Reports last week – some tabloid-ish, some from more credible news outlets – said Aaron Hernandez led a bi-sexual lifestyle and that covering up his secret may have been a motive for murdering Odin Lloyd.
Gay-rights advocates want to know why Hernandez’s sexual orientation is relevant.
Newsweek, though, addressed that question when it reported Hernandez left three notes in his prison cell before hanging himself. According to Newsweek’s law enforcement sources, one of those notes was written to his fiance, one to his four-year-old daughter and one to his gay prison lover, who was himself put on suicide watch.
“Hernandez’s sexuality would, of course, not be relevant save for the fact that an intimate relationship he allegedly had with a male former high school classmate was at the center of the investigation into Lloyd’s murder,” Newsweek wrote.
The Daily Mail reported Hernandez’s behind-bars boyfriend was 22-year-old Kyle Kennedy, who is in jail for robbing someone with a knife. Kennedy was gifted a $50,000 watch by Hernandez and was the last person to see Hernandez alive, according to the report.
Cyd Zeigler, co-founder of LGBT sports website Outsports.com, told the Boston Globe, “I understand there’s prurient interest in this information, but there’s no public interest in this information. What relevance is there to the public interest of who someone has sex with, particularly in prison? If that’s of public interest, why don’t we start outing everybody?”

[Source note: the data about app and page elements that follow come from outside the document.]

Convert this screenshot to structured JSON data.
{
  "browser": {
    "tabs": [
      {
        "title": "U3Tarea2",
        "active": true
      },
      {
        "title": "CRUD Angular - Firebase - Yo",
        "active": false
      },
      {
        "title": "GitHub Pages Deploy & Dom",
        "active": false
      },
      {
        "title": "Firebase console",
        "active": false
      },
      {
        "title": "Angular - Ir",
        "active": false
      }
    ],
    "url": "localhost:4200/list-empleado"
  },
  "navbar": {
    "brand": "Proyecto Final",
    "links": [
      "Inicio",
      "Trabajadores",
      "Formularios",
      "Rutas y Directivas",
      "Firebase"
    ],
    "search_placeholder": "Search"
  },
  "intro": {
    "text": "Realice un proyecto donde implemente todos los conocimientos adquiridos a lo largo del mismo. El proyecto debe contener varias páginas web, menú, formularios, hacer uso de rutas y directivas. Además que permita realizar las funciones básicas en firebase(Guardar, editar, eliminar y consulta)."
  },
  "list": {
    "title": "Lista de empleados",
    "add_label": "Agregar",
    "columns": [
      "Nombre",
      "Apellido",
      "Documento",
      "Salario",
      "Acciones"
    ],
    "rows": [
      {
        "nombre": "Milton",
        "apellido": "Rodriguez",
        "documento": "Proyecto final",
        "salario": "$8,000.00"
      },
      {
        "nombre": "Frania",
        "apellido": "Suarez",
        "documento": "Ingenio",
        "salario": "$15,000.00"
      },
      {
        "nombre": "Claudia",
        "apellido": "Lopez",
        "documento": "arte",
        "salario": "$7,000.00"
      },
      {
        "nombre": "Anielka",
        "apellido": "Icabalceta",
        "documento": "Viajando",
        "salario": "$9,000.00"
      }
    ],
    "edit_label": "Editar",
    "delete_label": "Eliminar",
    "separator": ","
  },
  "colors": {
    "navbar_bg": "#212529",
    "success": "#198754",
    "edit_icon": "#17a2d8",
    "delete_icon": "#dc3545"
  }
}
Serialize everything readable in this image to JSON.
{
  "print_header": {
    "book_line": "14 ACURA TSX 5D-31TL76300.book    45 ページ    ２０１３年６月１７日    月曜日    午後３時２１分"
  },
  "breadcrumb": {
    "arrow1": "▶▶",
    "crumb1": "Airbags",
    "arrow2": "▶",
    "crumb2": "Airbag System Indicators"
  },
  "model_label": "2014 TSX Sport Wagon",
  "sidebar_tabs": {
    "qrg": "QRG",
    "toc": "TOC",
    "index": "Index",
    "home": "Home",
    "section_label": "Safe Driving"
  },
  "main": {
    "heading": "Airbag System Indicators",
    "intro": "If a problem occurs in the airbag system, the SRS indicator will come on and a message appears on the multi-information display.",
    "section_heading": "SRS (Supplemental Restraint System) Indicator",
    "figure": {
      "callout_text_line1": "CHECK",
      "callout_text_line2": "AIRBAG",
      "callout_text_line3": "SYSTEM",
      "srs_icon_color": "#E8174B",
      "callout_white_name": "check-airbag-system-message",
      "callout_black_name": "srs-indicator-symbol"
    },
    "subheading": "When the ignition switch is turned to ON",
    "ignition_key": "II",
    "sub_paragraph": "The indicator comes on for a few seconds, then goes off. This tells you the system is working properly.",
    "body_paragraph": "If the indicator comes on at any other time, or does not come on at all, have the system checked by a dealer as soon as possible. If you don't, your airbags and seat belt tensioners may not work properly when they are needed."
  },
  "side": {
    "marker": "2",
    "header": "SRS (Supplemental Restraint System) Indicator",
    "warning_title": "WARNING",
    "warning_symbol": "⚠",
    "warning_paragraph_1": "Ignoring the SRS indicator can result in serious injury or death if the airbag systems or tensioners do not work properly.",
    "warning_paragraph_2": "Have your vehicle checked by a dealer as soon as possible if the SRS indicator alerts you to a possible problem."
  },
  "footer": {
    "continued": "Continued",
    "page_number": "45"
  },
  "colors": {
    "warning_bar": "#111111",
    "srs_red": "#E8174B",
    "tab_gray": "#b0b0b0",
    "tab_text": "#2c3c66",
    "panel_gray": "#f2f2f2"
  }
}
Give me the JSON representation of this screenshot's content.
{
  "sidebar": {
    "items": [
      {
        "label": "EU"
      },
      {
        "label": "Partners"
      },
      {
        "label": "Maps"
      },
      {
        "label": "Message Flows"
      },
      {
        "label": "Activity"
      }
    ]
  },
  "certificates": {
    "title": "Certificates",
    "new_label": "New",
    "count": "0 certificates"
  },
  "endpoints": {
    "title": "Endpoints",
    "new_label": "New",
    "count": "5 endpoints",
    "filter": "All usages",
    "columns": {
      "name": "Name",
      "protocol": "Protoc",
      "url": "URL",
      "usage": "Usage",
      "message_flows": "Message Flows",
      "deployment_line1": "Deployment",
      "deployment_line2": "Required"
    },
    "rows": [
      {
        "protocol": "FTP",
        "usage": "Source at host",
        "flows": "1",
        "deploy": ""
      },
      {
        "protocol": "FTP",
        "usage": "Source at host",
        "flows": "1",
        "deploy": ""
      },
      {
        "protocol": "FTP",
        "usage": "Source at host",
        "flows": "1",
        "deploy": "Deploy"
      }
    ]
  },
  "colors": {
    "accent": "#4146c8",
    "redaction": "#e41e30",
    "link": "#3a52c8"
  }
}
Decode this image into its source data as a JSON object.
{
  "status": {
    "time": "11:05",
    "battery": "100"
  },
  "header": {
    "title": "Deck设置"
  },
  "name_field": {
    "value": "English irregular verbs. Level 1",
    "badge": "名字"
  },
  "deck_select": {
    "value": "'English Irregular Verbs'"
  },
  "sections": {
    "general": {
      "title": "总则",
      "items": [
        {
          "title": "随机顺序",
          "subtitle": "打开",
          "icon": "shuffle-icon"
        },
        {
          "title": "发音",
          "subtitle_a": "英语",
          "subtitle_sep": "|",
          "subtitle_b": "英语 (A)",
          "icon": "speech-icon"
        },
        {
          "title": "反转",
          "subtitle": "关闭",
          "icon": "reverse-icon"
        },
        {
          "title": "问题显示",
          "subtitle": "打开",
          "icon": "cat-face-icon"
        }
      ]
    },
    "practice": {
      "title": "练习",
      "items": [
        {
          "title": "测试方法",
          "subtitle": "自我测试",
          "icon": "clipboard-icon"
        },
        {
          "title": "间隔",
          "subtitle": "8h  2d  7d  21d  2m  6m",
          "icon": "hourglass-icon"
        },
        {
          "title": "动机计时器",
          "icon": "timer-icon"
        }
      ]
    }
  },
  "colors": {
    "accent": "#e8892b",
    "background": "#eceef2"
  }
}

Arline Isaacson, co-chair of the Massachusetts Gay and Lesbian Political Caucus, agreed with Zeigler that Hernandez’s sexual preference isn’t relevant, adding that people continuing to speculate about it makes being gay “seem dirty.”
To Isaacson’s point, the response to the Newsweek report from prominent NFL blog Pro Football Talk was posted with the headline, “The Aaron Hernandez smear campaign apparently has begun.”
So, Hernandez, a convicted murder, is being “smeared” by being called gay?
PFT explains, “The ‘law enforcement sources’ who are leaking this information on an anonymous basis apparently believe they are smearing Hernandez, possibly as a warning to those who plan to challenge whether prison officials failed to take steps aimed at preventing Hernandez from committing suicide.”
While LGBT activists insist Hernandez’s alleged bi-sexuality is not relevant, his family seems to think it is.
On Monday, the same day of Hernandez’s funeral, his family was granted permission by Judge Thomas F. McGuire Jr. to see the three letters he left behind.
“This family doesn’t know if he had a gay lover in the prison. Or didn’t have a gay lover in the prison,” his lawyer George Leontire said. “Allegedly, one of the notes is to a gay lover. They have a right to know that.”